ASSIGNED TASK => In the entries below, find every line holding the string "name" and collect it.

STORED DATA =>
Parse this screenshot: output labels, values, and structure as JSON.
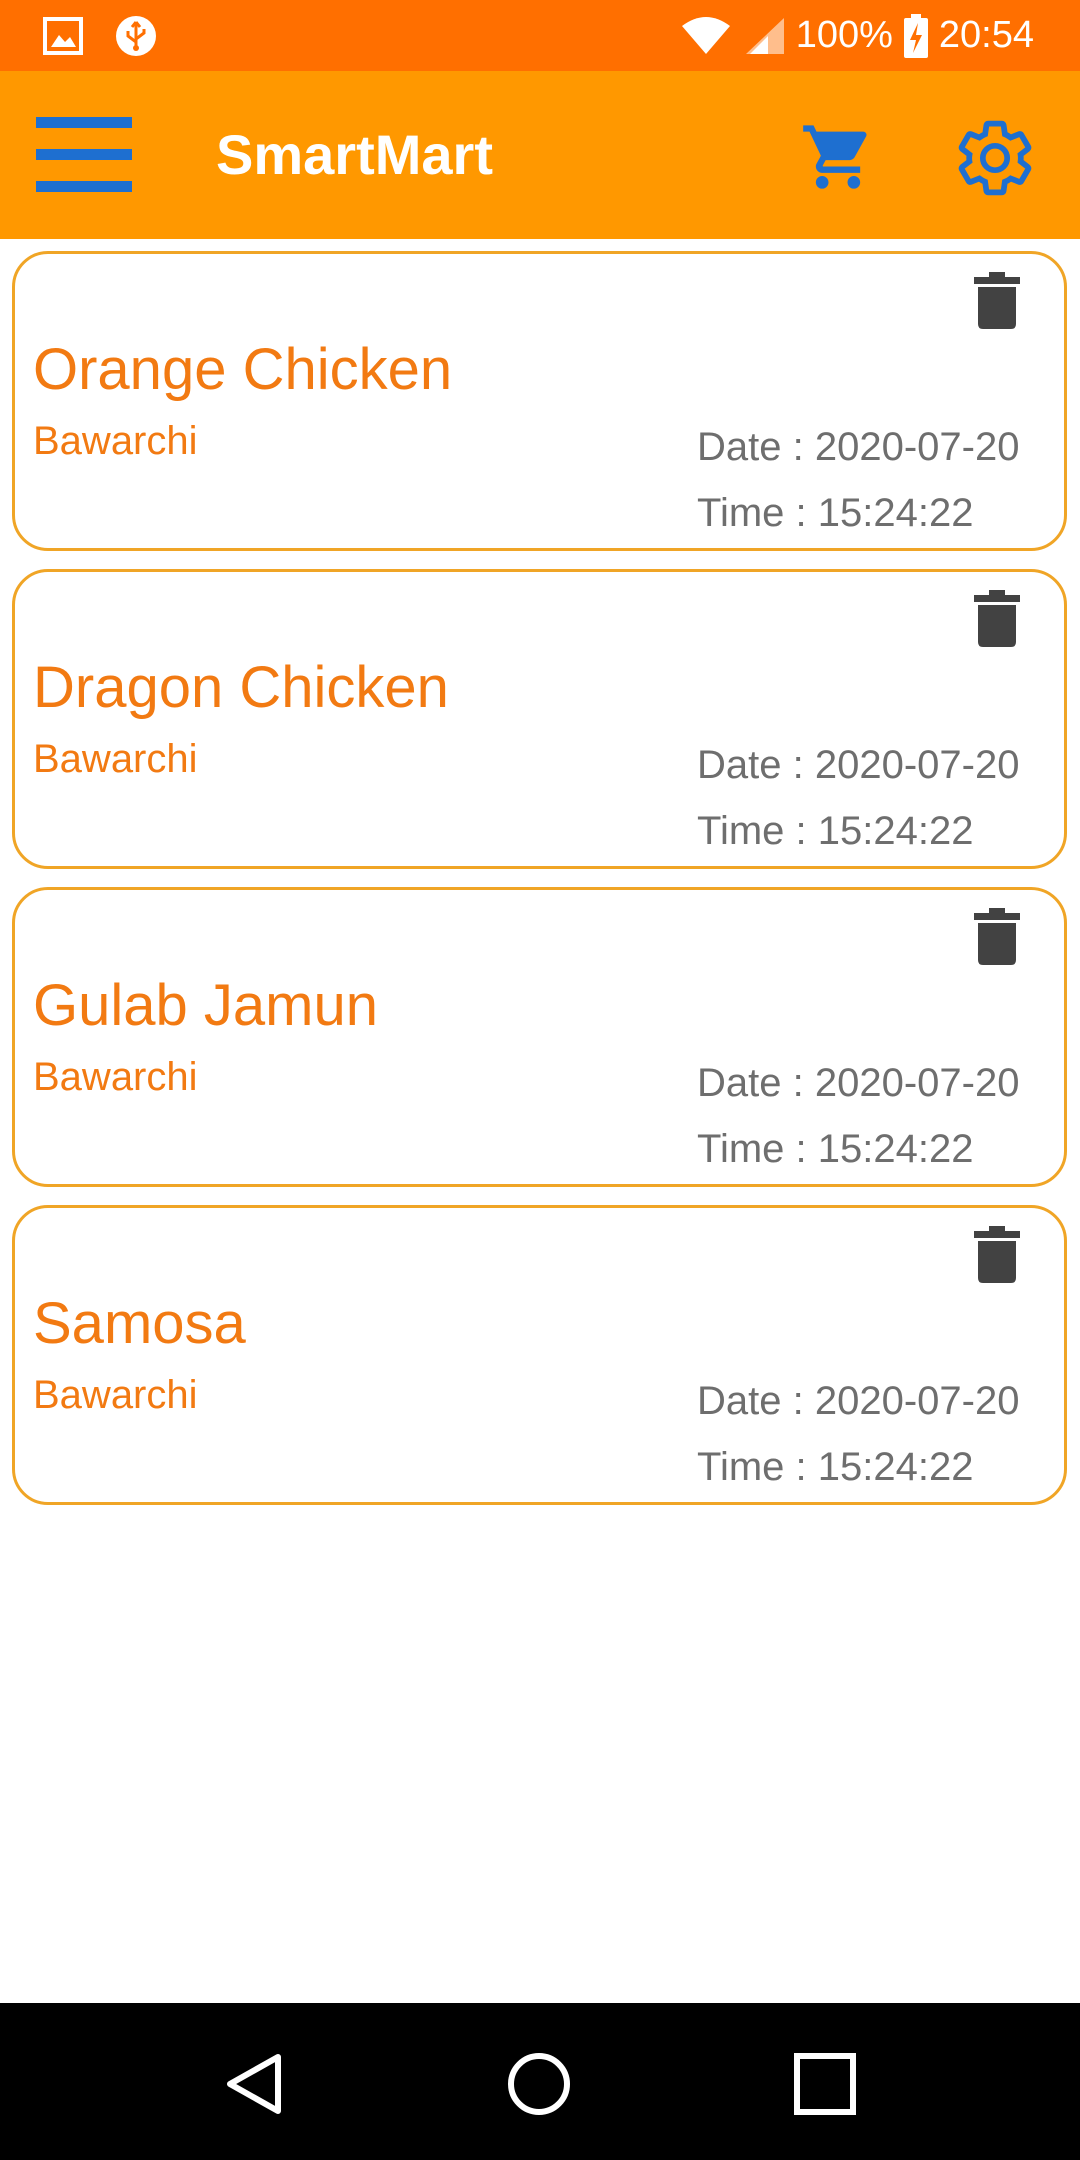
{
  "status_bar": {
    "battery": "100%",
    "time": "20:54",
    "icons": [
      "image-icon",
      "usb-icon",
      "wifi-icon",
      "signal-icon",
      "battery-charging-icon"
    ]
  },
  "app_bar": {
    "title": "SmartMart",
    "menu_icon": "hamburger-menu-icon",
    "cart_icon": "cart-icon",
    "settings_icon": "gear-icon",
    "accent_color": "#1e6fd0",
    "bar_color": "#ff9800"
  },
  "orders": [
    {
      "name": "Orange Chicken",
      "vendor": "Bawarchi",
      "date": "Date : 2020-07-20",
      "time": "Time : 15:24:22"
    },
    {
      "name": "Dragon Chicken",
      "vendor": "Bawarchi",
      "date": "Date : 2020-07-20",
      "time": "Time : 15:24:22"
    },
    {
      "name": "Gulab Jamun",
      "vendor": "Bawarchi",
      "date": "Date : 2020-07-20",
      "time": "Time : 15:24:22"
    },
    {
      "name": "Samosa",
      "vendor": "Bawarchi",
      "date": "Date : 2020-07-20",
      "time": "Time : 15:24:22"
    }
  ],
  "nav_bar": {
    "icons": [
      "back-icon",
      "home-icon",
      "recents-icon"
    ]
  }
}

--

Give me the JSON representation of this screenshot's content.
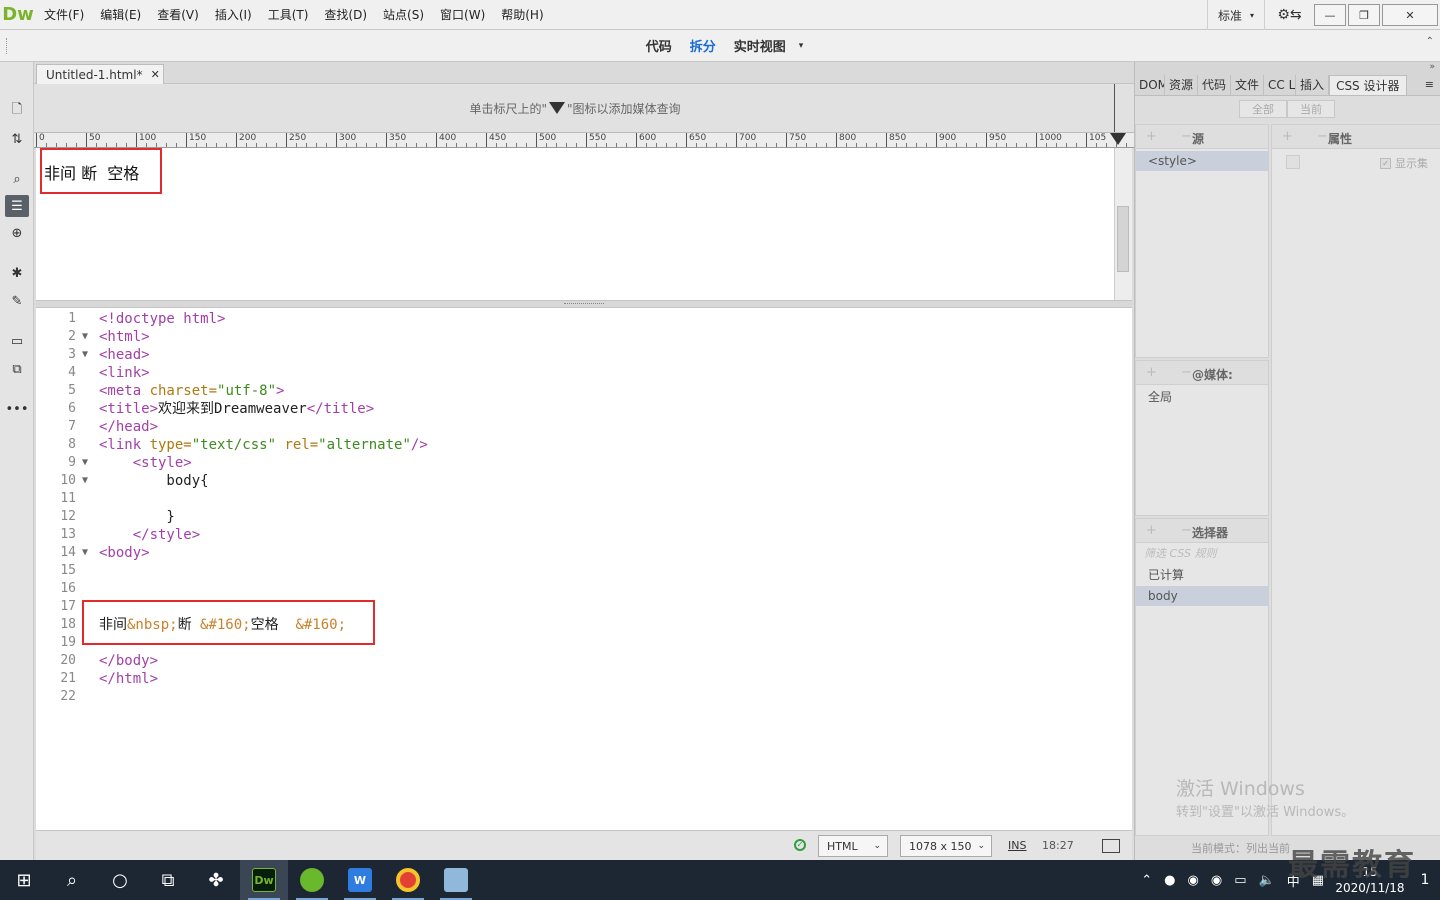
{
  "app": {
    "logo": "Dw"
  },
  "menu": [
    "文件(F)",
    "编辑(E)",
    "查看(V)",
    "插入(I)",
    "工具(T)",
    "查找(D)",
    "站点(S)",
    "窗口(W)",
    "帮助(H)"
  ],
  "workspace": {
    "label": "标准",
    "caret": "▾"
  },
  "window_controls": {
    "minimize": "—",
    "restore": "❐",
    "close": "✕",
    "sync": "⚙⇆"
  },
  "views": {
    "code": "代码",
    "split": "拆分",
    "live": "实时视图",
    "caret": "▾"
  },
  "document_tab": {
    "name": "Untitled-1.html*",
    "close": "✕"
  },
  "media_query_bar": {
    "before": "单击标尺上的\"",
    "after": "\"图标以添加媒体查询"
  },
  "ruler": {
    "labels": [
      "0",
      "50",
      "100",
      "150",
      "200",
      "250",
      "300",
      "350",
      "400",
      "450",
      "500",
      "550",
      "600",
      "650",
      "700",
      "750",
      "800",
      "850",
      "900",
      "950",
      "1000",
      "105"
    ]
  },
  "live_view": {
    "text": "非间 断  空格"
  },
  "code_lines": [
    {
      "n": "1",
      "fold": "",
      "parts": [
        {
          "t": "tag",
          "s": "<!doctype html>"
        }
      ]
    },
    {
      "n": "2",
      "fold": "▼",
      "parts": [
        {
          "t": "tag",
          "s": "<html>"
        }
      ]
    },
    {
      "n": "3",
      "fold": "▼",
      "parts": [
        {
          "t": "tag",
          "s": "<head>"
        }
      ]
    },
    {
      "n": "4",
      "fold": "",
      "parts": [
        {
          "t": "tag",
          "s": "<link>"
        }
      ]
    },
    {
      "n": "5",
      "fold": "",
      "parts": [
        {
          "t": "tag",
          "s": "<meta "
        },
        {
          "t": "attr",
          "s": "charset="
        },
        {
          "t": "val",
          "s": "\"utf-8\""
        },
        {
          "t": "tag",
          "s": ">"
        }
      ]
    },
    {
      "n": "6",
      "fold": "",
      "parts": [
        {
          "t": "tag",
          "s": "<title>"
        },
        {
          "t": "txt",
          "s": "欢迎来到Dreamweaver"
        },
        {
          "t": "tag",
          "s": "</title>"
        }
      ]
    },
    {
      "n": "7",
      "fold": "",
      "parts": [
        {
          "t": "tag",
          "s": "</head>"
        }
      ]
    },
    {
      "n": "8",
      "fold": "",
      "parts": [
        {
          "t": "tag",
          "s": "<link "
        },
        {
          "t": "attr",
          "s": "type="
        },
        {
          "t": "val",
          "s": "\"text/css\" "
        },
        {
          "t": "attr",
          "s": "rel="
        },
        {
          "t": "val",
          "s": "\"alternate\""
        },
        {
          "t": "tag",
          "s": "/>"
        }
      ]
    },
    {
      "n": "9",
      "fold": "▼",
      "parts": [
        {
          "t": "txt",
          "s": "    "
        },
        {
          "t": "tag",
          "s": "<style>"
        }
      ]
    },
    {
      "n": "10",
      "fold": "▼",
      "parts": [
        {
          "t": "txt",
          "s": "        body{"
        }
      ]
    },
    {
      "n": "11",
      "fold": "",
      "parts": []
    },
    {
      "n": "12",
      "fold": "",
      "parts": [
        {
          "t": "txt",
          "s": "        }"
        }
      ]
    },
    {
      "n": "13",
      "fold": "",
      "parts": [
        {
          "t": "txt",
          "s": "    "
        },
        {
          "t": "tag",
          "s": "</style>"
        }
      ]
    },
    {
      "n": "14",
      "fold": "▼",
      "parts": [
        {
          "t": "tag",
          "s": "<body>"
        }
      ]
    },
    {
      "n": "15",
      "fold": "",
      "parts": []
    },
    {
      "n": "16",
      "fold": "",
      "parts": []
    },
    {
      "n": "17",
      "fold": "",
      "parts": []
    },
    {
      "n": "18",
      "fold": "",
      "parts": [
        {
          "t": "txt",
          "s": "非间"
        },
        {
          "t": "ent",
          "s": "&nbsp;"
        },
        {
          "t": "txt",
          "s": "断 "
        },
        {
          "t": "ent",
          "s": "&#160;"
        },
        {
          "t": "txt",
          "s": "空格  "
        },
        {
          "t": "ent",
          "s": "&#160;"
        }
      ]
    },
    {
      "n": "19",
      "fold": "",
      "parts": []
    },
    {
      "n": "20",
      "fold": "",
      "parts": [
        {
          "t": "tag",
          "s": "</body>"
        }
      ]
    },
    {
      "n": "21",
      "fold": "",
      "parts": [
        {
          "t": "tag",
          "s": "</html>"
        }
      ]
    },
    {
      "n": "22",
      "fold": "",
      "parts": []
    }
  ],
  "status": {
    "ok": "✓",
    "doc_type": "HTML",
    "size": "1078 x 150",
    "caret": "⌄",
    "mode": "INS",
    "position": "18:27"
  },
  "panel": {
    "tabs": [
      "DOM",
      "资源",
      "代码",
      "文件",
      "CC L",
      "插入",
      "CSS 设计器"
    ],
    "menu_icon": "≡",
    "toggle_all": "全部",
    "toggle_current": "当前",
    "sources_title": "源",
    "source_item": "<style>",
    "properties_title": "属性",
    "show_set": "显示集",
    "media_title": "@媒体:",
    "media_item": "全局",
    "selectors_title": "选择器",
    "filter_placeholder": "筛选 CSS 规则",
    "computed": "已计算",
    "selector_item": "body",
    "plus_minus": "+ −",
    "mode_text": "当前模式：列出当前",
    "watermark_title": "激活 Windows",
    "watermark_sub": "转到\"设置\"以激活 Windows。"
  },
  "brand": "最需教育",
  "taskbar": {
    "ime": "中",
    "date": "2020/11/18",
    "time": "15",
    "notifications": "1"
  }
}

SOLUTION TO THIS TASK =>
      "name": "Orange Chicken",
      "name": "Dragon Chicken",
      "name": "Gulab Jamun",
      "name": "Samosa",
    "name": "Untitled-1.html*",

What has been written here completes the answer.